Why does sea ice matter so much to penguins? It's not as if Antarctica itself will melt, but sea ice cover needs to be just right because too much of it makes for longer trips for the penguins when they go out to find food for their offsprings (their colonies are already 50–120 km/31–75 miles from the open sea), and too little reduces habitat for krill, an important food source for Emperors.
"If sea ice declines at the rates projected by the IPCC climate models, and continues to influence emperor penguins as it did in the second half of the 20th century in Terre Adélie, at least two-thirds of the colonies are projected to have declined by greater than 50 percent from their current size by 2100," said Stephanie Jenouvrier, a biologist with the Woods Hole Oceanographic Institution (WHOI). "None of the colonies, even the southern-most locations in the Ross Sea, will provide a viable refuge by the end of 21st century. We propose that the emperor penguin is fully deserving of endangered status due to climate change, and can act as an iconic example of a new global conservation paradigm for species threatened by future climate change.”
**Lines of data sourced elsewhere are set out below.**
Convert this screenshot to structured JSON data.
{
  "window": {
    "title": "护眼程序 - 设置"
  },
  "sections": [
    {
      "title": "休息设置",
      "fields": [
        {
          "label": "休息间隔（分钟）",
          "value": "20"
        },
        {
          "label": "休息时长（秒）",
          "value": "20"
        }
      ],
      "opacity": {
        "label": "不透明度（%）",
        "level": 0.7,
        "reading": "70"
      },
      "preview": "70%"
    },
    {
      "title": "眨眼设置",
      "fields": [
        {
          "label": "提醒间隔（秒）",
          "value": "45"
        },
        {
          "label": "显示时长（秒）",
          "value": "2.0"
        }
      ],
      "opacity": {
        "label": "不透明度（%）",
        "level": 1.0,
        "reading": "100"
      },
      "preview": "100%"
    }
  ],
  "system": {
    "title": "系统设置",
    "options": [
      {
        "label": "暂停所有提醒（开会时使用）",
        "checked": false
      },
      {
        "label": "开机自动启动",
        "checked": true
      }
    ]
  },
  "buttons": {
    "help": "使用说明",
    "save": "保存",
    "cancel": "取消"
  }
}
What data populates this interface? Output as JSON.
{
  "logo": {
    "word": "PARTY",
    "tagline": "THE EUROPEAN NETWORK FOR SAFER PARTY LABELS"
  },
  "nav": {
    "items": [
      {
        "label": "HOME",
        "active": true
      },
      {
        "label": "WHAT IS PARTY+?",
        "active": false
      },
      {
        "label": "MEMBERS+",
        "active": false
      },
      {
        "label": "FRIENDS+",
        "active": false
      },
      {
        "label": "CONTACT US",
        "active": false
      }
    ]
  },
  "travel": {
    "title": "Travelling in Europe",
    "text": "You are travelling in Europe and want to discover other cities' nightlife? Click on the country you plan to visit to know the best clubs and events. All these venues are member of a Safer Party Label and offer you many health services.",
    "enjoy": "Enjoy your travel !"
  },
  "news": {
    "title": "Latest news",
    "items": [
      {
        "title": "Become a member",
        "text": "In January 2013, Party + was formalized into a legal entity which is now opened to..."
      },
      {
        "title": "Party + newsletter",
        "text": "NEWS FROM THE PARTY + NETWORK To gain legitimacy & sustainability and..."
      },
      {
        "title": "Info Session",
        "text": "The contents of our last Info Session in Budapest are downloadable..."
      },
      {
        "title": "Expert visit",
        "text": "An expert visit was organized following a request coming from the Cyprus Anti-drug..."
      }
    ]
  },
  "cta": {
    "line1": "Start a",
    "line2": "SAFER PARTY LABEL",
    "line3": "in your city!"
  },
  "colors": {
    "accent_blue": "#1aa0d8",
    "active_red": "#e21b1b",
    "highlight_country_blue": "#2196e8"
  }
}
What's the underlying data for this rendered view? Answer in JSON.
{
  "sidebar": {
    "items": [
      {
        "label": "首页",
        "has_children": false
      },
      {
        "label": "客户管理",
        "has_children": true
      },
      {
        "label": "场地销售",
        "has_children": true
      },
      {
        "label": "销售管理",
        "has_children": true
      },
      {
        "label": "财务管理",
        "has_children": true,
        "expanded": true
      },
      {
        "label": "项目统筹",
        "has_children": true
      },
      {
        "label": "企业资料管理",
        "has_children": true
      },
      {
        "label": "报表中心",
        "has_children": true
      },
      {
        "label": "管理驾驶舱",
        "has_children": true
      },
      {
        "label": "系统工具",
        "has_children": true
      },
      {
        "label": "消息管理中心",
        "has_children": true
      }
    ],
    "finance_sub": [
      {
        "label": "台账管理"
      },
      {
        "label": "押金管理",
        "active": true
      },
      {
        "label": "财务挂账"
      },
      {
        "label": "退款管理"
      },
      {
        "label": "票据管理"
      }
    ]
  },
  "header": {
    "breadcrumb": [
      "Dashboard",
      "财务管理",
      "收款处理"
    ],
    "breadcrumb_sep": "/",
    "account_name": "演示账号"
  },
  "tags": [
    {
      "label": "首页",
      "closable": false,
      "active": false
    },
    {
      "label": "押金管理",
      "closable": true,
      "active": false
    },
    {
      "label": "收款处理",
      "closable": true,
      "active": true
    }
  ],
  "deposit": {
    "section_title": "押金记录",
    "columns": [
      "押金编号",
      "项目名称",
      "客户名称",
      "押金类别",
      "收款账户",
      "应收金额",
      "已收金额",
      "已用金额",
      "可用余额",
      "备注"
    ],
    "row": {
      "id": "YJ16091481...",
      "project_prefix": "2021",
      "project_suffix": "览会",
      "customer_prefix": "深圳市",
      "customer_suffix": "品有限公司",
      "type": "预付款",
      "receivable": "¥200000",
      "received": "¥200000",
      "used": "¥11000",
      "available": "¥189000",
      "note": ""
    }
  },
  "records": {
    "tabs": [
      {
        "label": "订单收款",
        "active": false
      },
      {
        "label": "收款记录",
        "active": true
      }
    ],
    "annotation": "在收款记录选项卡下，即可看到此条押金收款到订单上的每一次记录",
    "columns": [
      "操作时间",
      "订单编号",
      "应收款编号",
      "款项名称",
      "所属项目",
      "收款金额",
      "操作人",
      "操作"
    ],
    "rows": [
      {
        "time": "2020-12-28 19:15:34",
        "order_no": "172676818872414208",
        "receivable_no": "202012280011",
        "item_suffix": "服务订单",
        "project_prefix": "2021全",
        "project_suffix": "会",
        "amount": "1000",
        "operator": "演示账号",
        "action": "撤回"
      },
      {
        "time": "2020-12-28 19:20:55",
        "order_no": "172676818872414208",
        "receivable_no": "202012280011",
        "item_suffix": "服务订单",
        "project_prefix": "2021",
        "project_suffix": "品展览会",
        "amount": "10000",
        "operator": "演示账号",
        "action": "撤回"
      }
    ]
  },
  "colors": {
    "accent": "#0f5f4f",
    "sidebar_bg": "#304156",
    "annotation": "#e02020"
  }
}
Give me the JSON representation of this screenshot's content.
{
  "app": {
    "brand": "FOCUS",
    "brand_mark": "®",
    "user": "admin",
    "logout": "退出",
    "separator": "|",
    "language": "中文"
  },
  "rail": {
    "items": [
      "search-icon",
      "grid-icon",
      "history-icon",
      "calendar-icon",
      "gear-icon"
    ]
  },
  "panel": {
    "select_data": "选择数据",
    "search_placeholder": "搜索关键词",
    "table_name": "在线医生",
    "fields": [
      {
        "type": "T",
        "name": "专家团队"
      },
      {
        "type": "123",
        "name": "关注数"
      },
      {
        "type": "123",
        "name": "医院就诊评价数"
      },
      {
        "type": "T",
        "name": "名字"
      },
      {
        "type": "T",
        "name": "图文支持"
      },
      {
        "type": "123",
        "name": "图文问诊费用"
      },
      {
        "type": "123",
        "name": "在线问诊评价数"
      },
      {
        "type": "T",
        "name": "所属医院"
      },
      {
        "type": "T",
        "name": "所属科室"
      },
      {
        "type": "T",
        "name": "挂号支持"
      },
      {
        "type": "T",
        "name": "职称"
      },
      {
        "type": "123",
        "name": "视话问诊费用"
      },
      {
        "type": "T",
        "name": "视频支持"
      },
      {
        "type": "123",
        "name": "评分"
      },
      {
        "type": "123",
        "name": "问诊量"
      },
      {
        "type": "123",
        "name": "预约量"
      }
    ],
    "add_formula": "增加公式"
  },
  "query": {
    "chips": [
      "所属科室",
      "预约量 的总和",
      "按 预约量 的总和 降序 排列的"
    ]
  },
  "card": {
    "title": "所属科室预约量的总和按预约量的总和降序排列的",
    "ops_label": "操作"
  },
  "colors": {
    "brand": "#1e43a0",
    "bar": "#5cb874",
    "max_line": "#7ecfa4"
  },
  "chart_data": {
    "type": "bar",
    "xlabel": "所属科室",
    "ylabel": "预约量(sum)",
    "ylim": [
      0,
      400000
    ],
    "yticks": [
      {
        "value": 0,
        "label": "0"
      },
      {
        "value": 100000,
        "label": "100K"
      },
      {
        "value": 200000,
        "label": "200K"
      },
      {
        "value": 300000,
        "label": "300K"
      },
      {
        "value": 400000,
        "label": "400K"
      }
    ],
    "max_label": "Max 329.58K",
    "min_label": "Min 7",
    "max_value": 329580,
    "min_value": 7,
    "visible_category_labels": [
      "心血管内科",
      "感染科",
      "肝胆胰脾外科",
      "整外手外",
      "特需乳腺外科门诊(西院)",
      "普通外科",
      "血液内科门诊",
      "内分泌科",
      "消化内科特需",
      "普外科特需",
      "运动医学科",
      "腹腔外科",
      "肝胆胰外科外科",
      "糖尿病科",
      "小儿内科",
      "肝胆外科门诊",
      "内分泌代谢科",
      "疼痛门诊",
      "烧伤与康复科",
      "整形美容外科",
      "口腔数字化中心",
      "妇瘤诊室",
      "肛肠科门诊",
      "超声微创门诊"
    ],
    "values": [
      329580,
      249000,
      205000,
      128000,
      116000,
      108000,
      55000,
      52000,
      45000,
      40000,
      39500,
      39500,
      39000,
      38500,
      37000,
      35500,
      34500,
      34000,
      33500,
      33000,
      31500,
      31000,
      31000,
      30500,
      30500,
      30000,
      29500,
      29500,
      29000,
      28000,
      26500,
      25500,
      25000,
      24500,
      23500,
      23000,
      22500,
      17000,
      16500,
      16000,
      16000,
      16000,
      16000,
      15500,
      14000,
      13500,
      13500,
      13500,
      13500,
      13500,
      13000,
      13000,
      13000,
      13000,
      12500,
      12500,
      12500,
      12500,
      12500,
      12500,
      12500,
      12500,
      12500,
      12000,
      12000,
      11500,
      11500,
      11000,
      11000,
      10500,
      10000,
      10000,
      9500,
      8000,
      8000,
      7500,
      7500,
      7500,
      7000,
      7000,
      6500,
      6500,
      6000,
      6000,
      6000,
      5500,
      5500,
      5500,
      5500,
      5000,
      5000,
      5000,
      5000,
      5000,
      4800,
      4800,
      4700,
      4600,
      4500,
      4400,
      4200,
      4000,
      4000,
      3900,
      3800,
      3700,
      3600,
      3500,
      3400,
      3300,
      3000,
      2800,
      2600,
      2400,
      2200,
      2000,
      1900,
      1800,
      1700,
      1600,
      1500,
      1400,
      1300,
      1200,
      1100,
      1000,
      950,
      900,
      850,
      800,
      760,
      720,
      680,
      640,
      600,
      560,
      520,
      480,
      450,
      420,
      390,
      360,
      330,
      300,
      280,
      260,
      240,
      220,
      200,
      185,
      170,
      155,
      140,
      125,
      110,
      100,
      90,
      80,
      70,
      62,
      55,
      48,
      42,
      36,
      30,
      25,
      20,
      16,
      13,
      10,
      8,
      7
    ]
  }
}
Right now, Emperor penguins are classified as 'near threatened' by the IUCN Red List and are being considered for inclusion to the U.S. list of endangered species under the US Endangered Species Act.
Via The Telegraph